# PROMPT:
Return all the lines below in which the string "data" appears.
___ RECORD EXTRACTS ___
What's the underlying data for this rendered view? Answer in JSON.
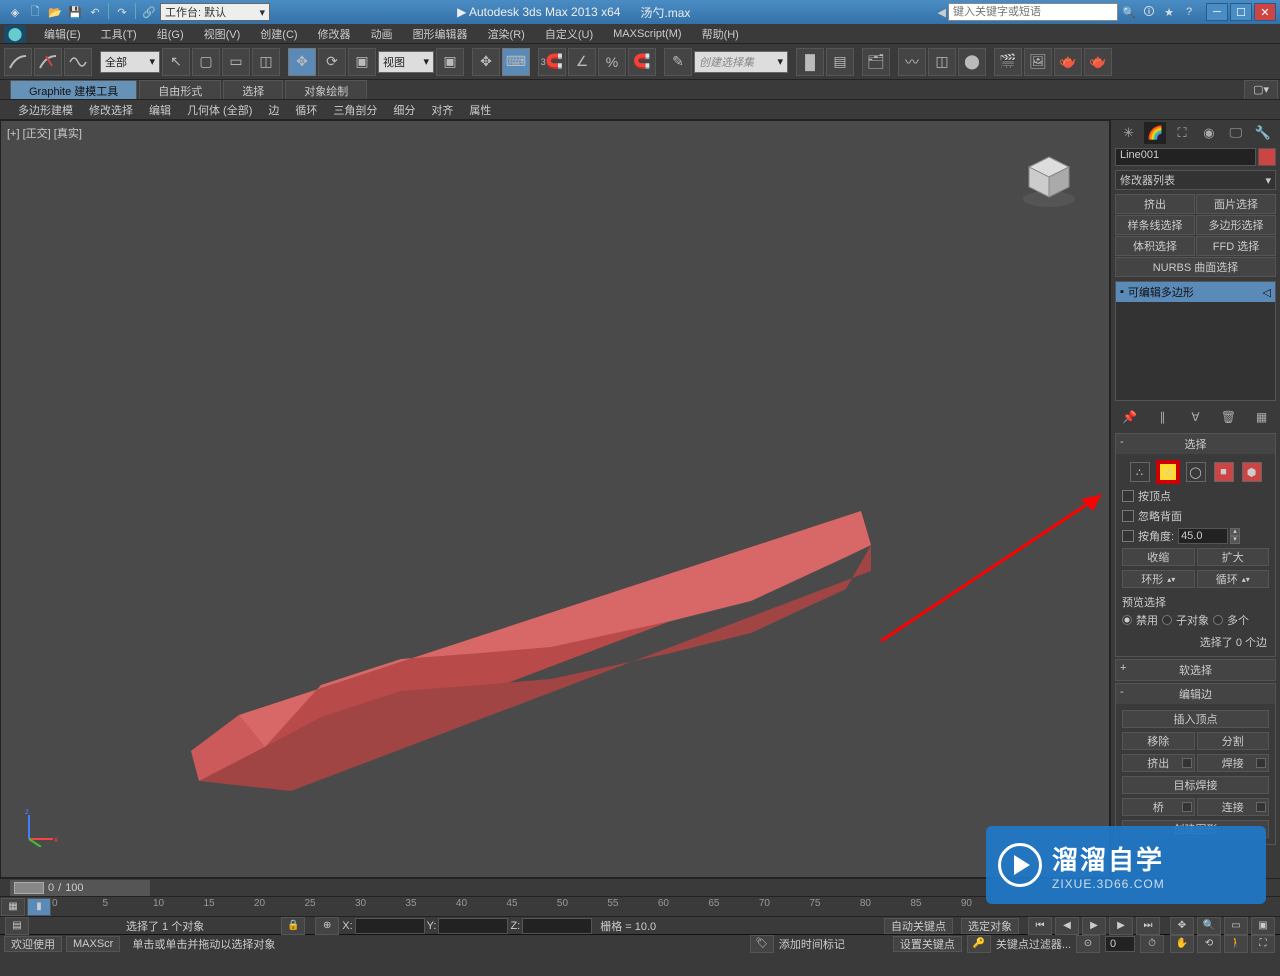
{
  "titlebar": {
    "workspace_prefix": "工作台:",
    "workspace_value": "默认",
    "app_title": "Autodesk 3ds Max  2013 x64",
    "doc_title": "汤勺.max",
    "search_placeholder": "键入关键字或短语"
  },
  "menu": {
    "items": [
      "编辑(E)",
      "工具(T)",
      "组(G)",
      "视图(V)",
      "创建(C)",
      "修改器",
      "动画",
      "图形编辑器",
      "渲染(R)",
      "自定义(U)",
      "MAXScript(M)",
      "帮助(H)"
    ]
  },
  "toolbar": {
    "sel_filter": "全部",
    "ref_coord": "视图",
    "named_sel": "创建选择集"
  },
  "ribbon": {
    "tabs": [
      "Graphite 建模工具",
      "自由形式",
      "选择",
      "对象绘制"
    ],
    "sub": [
      "多边形建模",
      "修改选择",
      "编辑",
      "几何体 (全部)",
      "边",
      "循环",
      "三角剖分",
      "细分",
      "对齐",
      "属性"
    ]
  },
  "viewport": {
    "label": "[+] [正交] [真实]"
  },
  "command_panel": {
    "obj_name": "Line001",
    "modifier_list": "修改器列表",
    "quick_mods": [
      "挤出",
      "面片选择",
      "样条线选择",
      "多边形选择",
      "体积选择",
      "FFD 选择"
    ],
    "nurbs_btn": "NURBS 曲面选择",
    "stack_item": "可编辑多边形",
    "selection": {
      "title": "选择",
      "by_vertex": "按顶点",
      "ignore_back": "忽略背面",
      "by_angle": "按角度:",
      "angle_val": "45.0",
      "shrink": "收缩",
      "grow": "扩大",
      "ring": "环形",
      "loop": "循环",
      "preview_label": "预览选择",
      "preview_off": "禁用",
      "preview_subobj": "子对象",
      "preview_multi": "多个",
      "sel_info": "选择了 0 个边"
    },
    "soft_sel": {
      "title": "软选择"
    },
    "edit_edges": {
      "title": "编辑边",
      "insert_vert": "插入顶点",
      "remove": "移除",
      "split": "分割",
      "extrude": "挤出",
      "weld": "焊接",
      "target_weld": "目标焊接",
      "bridge": "桥",
      "connect": "连接",
      "create_shape": "创建图形"
    }
  },
  "timeline": {
    "current": "0",
    "total": "100",
    "ticks": [
      "0",
      "5",
      "10",
      "15",
      "20",
      "25",
      "30",
      "35",
      "40",
      "45",
      "50",
      "55",
      "60",
      "65",
      "70",
      "75",
      "80",
      "85",
      "90"
    ]
  },
  "status": {
    "sel_msg": "选择了 1 个对象",
    "hint": "单击或单击并拖动以选择对象",
    "x_label": "X:",
    "y_label": "Y:",
    "z_label": "Z:",
    "grid": "栅格 = 10.0",
    "auto_key": "自动关键点",
    "selected_only": "选定对象",
    "add_time_tag": "添加时间标记",
    "set_key": "设置关键点",
    "key_filters": "关键点过滤器...",
    "welcome": "欢迎使用",
    "maxscr": "MAXScr"
  },
  "watermark": {
    "big": "溜溜自学",
    "small": "ZIXUE.3D66.COM"
  }
}
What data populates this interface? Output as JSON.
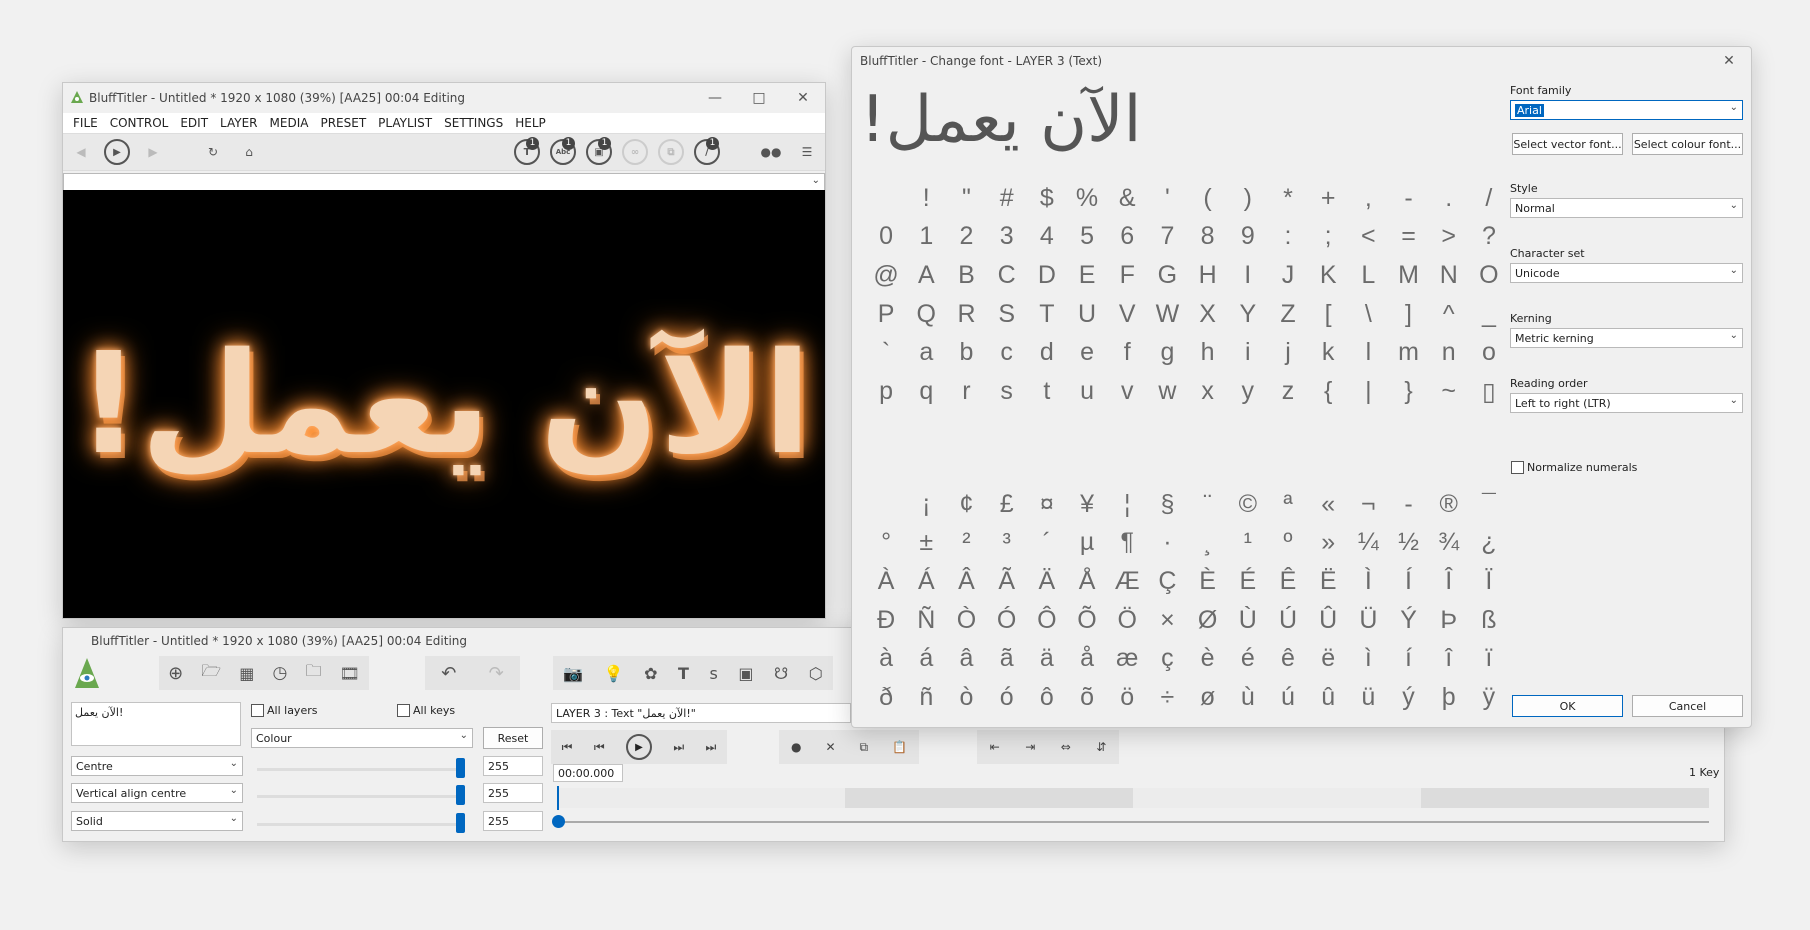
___
# REPLY TO THE TASK:
What's the underlying data for this rendered view? Answer in JSON.
What data populates this interface? Output as JSON.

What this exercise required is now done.